◆ **Problem statement**
Give back all of the data exactly.

[Element data from apps and pages]
━━━━━━━━━━

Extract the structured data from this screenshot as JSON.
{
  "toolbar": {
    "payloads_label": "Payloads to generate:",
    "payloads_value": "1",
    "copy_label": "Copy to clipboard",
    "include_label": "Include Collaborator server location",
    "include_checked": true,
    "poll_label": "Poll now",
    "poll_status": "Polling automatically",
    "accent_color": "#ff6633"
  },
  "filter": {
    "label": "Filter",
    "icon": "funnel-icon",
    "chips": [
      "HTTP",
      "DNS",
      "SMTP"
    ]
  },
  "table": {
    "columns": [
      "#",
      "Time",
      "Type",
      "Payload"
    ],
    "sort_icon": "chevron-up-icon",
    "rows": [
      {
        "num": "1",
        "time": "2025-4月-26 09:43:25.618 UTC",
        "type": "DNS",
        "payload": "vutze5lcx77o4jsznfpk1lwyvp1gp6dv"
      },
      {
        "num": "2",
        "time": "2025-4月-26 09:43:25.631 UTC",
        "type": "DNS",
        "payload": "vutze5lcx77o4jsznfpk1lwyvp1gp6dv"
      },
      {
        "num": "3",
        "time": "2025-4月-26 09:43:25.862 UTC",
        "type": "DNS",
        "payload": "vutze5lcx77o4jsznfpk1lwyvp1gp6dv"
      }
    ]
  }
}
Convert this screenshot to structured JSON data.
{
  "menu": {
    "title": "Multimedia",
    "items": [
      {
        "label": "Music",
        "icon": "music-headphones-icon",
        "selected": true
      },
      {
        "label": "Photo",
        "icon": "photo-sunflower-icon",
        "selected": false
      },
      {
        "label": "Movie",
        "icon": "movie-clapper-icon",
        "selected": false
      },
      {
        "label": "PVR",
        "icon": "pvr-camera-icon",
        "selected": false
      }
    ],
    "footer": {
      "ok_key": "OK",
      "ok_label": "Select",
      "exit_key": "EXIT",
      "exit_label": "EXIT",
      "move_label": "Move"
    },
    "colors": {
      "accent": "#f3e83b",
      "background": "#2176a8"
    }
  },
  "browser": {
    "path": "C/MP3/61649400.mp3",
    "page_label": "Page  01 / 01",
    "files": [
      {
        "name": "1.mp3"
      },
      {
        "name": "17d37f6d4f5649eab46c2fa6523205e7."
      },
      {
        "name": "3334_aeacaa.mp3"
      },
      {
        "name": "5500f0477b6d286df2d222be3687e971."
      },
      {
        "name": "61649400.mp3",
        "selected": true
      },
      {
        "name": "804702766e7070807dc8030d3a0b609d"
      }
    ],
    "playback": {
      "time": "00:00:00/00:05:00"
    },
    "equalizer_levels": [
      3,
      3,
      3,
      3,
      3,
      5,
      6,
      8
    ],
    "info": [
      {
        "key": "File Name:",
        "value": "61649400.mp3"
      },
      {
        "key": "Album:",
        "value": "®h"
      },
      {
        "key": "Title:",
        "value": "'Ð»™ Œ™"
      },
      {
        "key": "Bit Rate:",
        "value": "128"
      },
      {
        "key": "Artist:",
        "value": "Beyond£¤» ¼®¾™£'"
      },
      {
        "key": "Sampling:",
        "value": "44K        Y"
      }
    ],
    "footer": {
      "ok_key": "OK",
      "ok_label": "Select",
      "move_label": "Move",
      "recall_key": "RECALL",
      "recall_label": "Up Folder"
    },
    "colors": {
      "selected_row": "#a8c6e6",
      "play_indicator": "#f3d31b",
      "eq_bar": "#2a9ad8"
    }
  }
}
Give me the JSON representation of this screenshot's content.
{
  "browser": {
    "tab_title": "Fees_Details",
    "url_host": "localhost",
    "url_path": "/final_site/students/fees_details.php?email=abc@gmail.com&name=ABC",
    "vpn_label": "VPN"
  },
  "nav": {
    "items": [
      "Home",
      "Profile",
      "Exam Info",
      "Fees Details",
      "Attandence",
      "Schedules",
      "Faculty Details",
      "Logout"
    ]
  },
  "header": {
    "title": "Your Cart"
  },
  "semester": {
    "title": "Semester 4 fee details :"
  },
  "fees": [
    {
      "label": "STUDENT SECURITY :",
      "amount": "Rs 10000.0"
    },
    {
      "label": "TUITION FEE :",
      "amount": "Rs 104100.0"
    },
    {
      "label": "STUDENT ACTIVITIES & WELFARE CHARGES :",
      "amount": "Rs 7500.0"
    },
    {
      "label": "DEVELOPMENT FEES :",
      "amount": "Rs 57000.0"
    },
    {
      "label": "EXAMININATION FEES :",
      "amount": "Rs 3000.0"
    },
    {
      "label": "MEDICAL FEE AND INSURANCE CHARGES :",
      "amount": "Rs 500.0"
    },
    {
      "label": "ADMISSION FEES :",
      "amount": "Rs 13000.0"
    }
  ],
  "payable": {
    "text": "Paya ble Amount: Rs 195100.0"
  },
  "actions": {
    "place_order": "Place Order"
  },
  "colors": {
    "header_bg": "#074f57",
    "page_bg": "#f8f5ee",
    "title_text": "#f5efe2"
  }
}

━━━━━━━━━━

◆ **Response to the exercise**
Extract the structured data from this screenshot as JSON.
{
  "toolbar": {
    "payloads_label": "Payloads to generate:",
    "payloads_value": "1",
    "copy_label": "Copy to clipboard",
    "include_label": "Include Collaborator server location",
    "include_checked": true,
    "poll_label": "Poll now",
    "poll_status": "Polling automatically",
    "accent_color": "#ff6633"
  },
  "filter": {
    "label": "Filter",
    "icon": "funnel-icon",
    "chips": [
      "HTTP",
      "DNS",
      "SMTP"
    ]
  },
  "table": {
    "columns": [
      "#",
      "Time",
      "Type",
      "Payload"
    ],
    "sort_icon": "chevron-up-icon",
    "rows": [
      {
        "num": "1",
        "time": "2025-4月-26 09:43:25.618 UTC",
        "type": "DNS",
        "payload": "vutze5lcx77o4jsznfpk1lwyvp1gp6dv"
      },
      {
        "num": "2",
        "time": "2025-4月-26 09:43:25.631 UTC",
        "type": "DNS",
        "payload": "vutze5lcx77o4jsznfpk1lwyvp1gp6dv"
      },
      {
        "num": "3",
        "time": "2025-4月-26 09:43:25.862 UTC",
        "type": "DNS",
        "payload": "vutze5lcx77o4jsznfpk1lwyvp1gp6dv"
      }
    ]
  }
}
Convert this screenshot to structured JSON data.
{
  "menu": {
    "title": "Multimedia",
    "items": [
      {
        "label": "Music",
        "icon": "music-headphones-icon",
        "selected": true
      },
      {
        "label": "Photo",
        "icon": "photo-sunflower-icon",
        "selected": false
      },
      {
        "label": "Movie",
        "icon": "movie-clapper-icon",
        "selected": false
      },
      {
        "label": "PVR",
        "icon": "pvr-camera-icon",
        "selected": false
      }
    ],
    "footer": {
      "ok_key": "OK",
      "ok_label": "Select",
      "exit_key": "EXIT",
      "exit_label": "EXIT",
      "move_label": "Move"
    },
    "colors": {
      "accent": "#f3e83b",
      "background": "#2176a8"
    }
  },
  "browser": {
    "path": "C/MP3/61649400.mp3",
    "page_label": "Page  01 / 01",
    "files": [
      {
        "name": "1.mp3"
      },
      {
        "name": "17d37f6d4f5649eab46c2fa6523205e7."
      },
      {
        "name": "3334_aeacaa.mp3"
      },
      {
        "name": "5500f0477b6d286df2d222be3687e971."
      },
      {
        "name": "61649400.mp3",
        "selected": true
      },
      {
        "name": "804702766e7070807dc8030d3a0b609d"
      }
    ],
    "playback": {
      "time": "00:00:00/00:05:00"
    },
    "equalizer_levels": [
      3,
      3,
      3,
      3,
      3,
      5,
      6,
      8
    ],
    "info": [
      {
        "key": "File Name:",
        "value": "61649400.mp3"
      },
      {
        "key": "Album:",
        "value": "®h"
      },
      {
        "key": "Title:",
        "value": "'Ð»™ Œ™"
      },
      {
        "key": "Bit Rate:",
        "value": "128"
      },
      {
        "key": "Artist:",
        "value": "Beyond£¤» ¼®¾™£'"
      },
      {
        "key": "Sampling:",
        "value": "44K        Y"
      }
    ],
    "footer": {
      "ok_key": "OK",
      "ok_label": "Select",
      "move_label": "Move",
      "recall_key": "RECALL",
      "recall_label": "Up Folder"
    },
    "colors": {
      "selected_row": "#a8c6e6",
      "play_indicator": "#f3d31b",
      "eq_bar": "#2a9ad8"
    }
  }
}
Give me the JSON representation of this screenshot's content.
{
  "browser": {
    "tab_title": "Fees_Details",
    "url_host": "localhost",
    "url_path": "/final_site/students/fees_details.php?email=abc@gmail.com&name=ABC",
    "vpn_label": "VPN"
  },
  "nav": {
    "items": [
      "Home",
      "Profile",
      "Exam Info",
      "Fees Details",
      "Attandence",
      "Schedules",
      "Faculty Details",
      "Logout"
    ]
  },
  "header": {
    "title": "Your Cart"
  },
  "semester": {
    "title": "Semester 4 fee details :"
  },
  "fees": [
    {
      "label": "STUDENT SECURITY :",
      "amount": "Rs 10000.0"
    },
    {
      "label": "TUITION FEE :",
      "amount": "Rs 104100.0"
    },
    {
      "label": "STUDENT ACTIVITIES & WELFARE CHARGES :",
      "amount": "Rs 7500.0"
    },
    {
      "label": "DEVELOPMENT FEES :",
      "amount": "Rs 57000.0"
    },
    {
      "label": "EXAMININATION FEES :",
      "amount": "Rs 3000.0"
    },
    {
      "label": "MEDICAL FEE AND INSURANCE CHARGES :",
      "amount": "Rs 500.0"
    },
    {
      "label": "ADMISSION FEES :",
      "amount": "Rs 13000.0"
    }
  ],
  "payable": {
    "text": "Paya ble Amount: Rs 195100.0"
  },
  "actions": {
    "place_order": "Place Order"
  },
  "colors": {
    "header_bg": "#074f57",
    "page_bg": "#f8f5ee",
    "title_text": "#f5efe2"
  }
}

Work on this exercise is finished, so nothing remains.